"It’s not like we’ve said, 'OK, here’s how we’re going into the Wyoming game,'" offensive line coach Tim Polasek told HawkCentral. " … But I think (Jackson) has worked himself into that conversation of the top-seven guys.
"Now, it’s his time. It’s his time, because the kid cares — the kid really cares."
It was a significant get when Jackson committed to Iowa in 2016. He was a consensus three-star recruit, but that’s only because he began playing football his junior year at Renaissance High in Detroit. He was a 6-foot-7, 285-pound bundle of potential with a ceiling that could land him in the NFL. He picked Iowa over 18 other offers, including almost all the Big Ten Conference.
He was an obvious redshirt candidate.
"I was pretty raw," Jackson said through a smile at Iowa’s media day.
One year later, Jackson is raw no more … or, at least much less so. He said he focused a lot on observation during his redshirt season — on studying everything the elder statesmen of his position did. Their plays and schemes. Their hand positions during pass protection. Their footwork against outside rushes. How they practiced. How they prepared. How they watched film.
Jackson said those older guys — he mentions Myers and Boettger, in particular — helped morph him from a prospect to a legitimate Big Ten player.
"The guys say I’m doing pretty well," said Jackson, quick to credit peers and coaches for his growth.
Most of Jackson’s lingering weaknesses stem from a lack of experience, Polasek said. That makes sense for a guy entering his fourth year of organized football.
But the Iowa coach also said Jackson is "extremely intelligent" and that he understands mistakes he makes because he’s "detail-oriented."
"He's really aware that (his problem might be) his hands in pass protection. Then, maybe two days later, it’ll be his near foot in pass protection, or whatever it is," Polasek said. "I just think he needs to continue to keep coming out. And maybe before long, it can go one of two ways: He can settle into one of those backup roles where it is what it is and he’s in the rotation, or maybe he challenges a little bit and makes us really have to earn our money.
"He’s on the right track, I can tell you that. We’ve got a good prospect there and we’ve got a kid that is currently challenging for playing time. And he’s eager. He’s hungry. He’s only a redshirt freshman, but I think he's closer to being a mid-year sophomore."
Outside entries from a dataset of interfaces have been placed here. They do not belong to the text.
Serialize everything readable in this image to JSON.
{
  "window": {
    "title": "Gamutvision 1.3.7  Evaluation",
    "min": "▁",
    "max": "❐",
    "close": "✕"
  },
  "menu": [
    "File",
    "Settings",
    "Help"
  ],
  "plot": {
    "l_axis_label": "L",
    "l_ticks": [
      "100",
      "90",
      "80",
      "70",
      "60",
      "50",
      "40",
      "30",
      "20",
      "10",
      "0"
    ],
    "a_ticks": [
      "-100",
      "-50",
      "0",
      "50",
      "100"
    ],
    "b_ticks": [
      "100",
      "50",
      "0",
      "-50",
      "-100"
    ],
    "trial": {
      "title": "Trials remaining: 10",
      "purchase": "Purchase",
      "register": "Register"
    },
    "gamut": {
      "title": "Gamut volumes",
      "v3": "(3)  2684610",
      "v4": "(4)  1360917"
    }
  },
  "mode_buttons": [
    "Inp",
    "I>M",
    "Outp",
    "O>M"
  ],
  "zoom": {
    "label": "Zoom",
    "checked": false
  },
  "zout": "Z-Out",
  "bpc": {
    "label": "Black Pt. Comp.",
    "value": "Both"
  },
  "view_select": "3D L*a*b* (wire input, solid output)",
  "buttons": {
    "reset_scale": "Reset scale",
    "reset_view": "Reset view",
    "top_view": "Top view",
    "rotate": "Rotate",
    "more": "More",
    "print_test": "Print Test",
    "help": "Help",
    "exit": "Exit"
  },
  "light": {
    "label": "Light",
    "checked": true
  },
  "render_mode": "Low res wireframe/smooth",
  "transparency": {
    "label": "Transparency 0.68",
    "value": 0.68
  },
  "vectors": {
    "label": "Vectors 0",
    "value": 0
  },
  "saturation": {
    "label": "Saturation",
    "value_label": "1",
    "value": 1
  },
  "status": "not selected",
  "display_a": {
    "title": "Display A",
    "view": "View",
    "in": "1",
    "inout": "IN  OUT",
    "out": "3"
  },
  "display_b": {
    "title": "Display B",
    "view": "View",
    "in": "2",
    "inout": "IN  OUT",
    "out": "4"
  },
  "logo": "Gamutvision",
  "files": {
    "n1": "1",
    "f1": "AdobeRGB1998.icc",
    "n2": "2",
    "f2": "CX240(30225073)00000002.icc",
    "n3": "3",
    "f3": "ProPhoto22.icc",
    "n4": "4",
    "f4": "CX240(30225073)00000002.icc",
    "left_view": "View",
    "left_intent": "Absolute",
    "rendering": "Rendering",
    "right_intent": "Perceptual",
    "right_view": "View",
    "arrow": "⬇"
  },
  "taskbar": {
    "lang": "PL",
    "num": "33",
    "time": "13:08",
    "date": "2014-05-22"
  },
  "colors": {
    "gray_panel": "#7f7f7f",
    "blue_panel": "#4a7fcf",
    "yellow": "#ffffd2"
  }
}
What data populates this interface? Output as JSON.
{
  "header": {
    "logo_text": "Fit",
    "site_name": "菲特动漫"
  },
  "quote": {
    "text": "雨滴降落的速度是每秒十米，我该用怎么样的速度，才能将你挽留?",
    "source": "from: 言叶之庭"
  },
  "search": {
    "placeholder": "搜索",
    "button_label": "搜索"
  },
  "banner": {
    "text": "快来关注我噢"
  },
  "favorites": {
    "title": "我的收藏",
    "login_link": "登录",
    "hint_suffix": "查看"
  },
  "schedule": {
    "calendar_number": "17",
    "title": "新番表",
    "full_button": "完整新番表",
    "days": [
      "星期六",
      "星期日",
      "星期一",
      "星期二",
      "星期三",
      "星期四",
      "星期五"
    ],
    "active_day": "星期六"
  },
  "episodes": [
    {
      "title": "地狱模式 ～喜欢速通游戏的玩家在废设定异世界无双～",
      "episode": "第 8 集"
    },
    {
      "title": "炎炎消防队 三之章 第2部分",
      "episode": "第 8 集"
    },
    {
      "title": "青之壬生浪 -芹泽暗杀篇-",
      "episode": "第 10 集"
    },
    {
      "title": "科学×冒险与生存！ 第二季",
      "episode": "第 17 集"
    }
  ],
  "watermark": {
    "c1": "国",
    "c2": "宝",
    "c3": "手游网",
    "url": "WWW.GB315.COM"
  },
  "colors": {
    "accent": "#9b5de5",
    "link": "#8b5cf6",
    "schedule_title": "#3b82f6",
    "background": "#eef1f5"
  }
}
Fast-forward two years, and the 285-pound athlete from Detroit has matured into a 312-pound frame. Polasek said Jackson, who's listed at 320 pounds on Iowa's roster, has done a great job shaping his body this offseason and that 308-310 pounds would be an ideal range.
Veterans on the team notice Jackson's development, too. Defensive tackle Cedrick Lattimore, poised for a big year of his own in the trenches, only faces Jackson when the offensive line double-teams Lattimore during practice.
He had two words to describe that matchup:
Matthew Bain covers preps, recruiting and the Hawkeyes for the Iowa City Press-Citizen, The Des Moines Register and HawkCentral. Contact him at email@example.com and follow him on Twitter at @MatthewBain_.